**Task prompt:** For every line in the records that has the word "Sprout", make a copy.

───

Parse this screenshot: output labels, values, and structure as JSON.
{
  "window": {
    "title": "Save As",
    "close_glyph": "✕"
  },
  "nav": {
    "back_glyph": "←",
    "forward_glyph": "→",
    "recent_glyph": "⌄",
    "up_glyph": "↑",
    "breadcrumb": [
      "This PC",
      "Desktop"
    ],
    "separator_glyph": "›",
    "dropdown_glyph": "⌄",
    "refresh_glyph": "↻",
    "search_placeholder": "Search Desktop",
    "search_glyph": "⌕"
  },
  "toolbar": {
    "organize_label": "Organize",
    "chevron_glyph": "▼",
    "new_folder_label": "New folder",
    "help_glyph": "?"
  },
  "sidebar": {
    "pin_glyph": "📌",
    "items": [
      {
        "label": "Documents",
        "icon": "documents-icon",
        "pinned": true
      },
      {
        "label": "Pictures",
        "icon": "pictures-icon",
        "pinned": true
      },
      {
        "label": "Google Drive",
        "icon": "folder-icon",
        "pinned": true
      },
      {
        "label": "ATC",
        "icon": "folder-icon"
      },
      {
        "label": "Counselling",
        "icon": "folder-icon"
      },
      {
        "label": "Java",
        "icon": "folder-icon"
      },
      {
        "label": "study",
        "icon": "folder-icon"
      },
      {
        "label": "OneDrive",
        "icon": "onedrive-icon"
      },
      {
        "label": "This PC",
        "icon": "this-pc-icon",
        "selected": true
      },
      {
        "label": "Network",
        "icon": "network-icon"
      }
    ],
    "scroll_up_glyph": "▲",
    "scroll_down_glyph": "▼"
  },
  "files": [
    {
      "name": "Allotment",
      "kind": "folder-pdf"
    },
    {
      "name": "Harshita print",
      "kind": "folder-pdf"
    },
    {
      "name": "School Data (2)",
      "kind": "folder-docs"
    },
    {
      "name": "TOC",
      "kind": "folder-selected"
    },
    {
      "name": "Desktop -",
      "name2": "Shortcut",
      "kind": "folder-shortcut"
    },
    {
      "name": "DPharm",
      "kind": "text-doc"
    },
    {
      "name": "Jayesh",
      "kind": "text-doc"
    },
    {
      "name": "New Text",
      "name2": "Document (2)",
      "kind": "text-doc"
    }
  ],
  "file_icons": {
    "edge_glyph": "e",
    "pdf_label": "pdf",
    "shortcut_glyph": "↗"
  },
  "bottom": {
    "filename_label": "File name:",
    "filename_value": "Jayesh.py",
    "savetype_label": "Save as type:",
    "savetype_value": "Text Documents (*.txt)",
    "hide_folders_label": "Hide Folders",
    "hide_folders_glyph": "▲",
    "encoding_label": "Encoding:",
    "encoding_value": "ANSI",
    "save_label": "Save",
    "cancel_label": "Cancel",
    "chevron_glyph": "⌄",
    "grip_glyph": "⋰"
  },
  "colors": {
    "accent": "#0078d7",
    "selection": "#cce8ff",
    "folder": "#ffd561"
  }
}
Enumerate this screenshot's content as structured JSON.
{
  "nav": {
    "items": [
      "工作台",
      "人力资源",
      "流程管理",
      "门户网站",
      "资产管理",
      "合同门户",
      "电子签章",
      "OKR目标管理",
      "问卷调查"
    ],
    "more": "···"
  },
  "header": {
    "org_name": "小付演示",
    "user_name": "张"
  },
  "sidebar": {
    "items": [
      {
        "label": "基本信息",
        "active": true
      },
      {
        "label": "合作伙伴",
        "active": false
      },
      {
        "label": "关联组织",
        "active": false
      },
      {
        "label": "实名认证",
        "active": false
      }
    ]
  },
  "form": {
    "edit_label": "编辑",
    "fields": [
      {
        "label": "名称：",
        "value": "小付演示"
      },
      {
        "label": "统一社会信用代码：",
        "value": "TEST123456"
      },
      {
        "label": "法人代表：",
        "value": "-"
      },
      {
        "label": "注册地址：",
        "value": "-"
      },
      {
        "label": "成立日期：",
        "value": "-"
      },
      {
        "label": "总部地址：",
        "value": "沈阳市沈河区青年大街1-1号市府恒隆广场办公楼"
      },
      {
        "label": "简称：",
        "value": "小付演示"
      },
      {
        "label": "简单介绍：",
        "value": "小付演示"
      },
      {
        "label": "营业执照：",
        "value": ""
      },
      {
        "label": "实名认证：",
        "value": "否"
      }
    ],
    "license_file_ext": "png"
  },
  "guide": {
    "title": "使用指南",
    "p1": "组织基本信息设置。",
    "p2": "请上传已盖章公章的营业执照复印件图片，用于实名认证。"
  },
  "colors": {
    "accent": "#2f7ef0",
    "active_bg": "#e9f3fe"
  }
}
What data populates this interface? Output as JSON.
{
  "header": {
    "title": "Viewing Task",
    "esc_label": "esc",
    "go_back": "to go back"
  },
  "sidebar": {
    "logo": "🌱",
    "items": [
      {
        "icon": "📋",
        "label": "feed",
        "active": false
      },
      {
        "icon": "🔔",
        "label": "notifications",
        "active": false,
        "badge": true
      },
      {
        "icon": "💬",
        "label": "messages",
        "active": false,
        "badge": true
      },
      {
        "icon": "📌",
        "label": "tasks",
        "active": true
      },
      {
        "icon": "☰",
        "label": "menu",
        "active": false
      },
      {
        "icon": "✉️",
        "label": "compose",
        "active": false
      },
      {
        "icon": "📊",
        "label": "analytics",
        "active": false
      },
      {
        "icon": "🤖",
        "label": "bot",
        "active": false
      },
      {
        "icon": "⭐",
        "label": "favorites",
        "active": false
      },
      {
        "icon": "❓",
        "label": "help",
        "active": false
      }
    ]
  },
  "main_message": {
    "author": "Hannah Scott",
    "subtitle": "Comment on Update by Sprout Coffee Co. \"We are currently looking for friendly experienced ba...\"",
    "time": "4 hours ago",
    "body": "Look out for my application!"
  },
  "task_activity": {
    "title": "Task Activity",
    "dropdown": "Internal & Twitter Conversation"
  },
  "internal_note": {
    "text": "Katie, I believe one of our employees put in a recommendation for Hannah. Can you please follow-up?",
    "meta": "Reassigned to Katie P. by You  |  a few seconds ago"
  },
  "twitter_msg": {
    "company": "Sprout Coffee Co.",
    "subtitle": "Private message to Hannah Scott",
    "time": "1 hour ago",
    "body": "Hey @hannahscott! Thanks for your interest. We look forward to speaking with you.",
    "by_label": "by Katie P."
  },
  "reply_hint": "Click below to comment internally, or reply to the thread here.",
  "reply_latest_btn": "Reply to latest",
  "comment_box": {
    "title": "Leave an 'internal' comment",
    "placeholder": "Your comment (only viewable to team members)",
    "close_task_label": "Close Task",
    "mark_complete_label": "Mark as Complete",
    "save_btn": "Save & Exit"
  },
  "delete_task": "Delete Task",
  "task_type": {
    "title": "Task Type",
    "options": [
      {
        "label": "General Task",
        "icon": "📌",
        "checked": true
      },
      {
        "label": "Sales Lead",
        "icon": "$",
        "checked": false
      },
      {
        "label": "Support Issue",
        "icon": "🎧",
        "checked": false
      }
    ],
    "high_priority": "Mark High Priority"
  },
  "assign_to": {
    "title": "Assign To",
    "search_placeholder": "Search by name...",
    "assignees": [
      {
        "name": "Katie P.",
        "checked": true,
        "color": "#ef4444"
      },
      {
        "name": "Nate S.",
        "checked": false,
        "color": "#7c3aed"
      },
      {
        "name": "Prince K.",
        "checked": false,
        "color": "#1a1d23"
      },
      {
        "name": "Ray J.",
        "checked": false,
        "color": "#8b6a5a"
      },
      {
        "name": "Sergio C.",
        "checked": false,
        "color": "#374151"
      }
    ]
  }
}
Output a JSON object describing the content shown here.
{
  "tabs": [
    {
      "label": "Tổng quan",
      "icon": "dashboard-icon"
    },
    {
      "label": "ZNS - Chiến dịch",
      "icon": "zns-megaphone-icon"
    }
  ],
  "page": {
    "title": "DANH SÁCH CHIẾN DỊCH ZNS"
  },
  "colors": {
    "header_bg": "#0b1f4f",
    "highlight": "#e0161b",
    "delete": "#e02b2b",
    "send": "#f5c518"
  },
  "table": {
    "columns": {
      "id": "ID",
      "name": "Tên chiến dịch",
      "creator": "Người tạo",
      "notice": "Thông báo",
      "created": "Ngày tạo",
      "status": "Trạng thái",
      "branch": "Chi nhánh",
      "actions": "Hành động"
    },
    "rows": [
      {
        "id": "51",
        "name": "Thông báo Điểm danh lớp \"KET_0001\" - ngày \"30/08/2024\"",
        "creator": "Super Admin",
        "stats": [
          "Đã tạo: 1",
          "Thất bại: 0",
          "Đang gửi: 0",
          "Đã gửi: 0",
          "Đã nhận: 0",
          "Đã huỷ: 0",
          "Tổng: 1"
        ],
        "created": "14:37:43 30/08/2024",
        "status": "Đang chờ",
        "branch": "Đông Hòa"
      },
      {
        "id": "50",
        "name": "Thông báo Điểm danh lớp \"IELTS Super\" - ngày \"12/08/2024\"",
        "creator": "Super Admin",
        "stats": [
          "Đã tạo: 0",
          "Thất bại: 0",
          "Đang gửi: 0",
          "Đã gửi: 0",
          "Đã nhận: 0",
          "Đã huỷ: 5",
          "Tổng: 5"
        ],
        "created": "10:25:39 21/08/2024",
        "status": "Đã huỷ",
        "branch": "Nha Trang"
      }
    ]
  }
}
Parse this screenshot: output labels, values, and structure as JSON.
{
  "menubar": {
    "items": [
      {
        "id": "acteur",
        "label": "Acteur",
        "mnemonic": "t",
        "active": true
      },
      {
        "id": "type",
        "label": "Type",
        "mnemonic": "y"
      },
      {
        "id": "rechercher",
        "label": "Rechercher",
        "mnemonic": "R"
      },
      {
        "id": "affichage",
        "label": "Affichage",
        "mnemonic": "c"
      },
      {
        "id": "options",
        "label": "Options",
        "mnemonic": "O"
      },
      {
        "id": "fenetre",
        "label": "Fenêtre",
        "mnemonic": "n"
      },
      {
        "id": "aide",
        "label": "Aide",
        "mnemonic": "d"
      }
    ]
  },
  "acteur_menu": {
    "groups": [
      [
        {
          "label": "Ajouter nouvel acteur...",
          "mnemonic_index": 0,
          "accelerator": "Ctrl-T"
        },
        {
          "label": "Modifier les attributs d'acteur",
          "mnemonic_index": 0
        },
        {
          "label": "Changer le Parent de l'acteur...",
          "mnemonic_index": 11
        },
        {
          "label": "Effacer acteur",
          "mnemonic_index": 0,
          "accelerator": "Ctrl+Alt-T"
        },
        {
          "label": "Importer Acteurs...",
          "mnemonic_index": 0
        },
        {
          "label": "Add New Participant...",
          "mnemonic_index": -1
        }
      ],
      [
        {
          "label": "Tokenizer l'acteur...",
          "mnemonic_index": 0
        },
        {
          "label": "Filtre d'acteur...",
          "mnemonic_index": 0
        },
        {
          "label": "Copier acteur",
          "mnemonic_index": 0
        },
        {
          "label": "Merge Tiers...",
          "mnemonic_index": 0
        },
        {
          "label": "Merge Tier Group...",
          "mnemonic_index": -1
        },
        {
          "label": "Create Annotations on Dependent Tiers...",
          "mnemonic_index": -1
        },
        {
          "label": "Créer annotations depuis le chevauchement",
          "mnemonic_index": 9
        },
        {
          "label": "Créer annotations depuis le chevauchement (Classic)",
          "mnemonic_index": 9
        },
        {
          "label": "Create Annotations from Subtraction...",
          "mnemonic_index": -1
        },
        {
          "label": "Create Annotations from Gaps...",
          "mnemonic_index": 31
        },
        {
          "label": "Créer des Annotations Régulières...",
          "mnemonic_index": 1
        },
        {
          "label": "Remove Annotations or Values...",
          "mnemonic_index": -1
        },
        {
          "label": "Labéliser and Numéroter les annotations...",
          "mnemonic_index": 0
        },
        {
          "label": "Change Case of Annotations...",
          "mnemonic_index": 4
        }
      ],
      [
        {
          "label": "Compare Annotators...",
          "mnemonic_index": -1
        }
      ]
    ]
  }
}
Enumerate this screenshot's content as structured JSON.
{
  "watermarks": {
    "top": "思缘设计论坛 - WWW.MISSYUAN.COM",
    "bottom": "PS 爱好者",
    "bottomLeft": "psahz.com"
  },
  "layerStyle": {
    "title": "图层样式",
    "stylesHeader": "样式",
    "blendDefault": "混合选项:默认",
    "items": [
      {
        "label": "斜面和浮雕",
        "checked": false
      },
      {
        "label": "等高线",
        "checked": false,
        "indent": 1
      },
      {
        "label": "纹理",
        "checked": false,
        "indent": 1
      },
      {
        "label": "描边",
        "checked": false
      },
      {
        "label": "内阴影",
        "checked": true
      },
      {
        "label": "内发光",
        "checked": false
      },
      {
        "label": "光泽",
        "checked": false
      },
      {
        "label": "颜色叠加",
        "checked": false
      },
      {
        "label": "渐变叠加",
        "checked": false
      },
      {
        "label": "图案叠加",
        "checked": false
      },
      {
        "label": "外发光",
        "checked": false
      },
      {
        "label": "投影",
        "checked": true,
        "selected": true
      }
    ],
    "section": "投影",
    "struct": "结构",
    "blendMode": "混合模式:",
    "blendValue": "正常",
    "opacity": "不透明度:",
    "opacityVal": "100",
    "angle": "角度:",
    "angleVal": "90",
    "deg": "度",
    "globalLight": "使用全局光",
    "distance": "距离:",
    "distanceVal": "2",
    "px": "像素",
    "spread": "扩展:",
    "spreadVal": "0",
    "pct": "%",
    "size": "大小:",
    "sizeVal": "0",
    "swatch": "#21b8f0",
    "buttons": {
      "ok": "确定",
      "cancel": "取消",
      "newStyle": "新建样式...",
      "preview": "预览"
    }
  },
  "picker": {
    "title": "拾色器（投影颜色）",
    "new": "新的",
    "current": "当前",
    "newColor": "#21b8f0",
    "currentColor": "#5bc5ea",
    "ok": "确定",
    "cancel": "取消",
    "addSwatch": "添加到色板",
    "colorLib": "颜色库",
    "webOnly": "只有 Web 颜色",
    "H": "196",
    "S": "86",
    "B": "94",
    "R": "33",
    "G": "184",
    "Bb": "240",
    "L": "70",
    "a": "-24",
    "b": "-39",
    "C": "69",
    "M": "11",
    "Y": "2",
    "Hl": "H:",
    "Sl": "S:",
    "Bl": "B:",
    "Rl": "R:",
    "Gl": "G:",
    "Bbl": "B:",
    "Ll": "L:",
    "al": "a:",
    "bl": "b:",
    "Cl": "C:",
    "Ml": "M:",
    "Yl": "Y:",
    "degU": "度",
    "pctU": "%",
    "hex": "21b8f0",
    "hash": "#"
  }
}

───

**Response area:**
    "subtitle": "Comment on Update by Sprout Coffee Co. \"We are currently looking for friendly experienced ba...\"",
    "company": "Sprout Coffee Co.",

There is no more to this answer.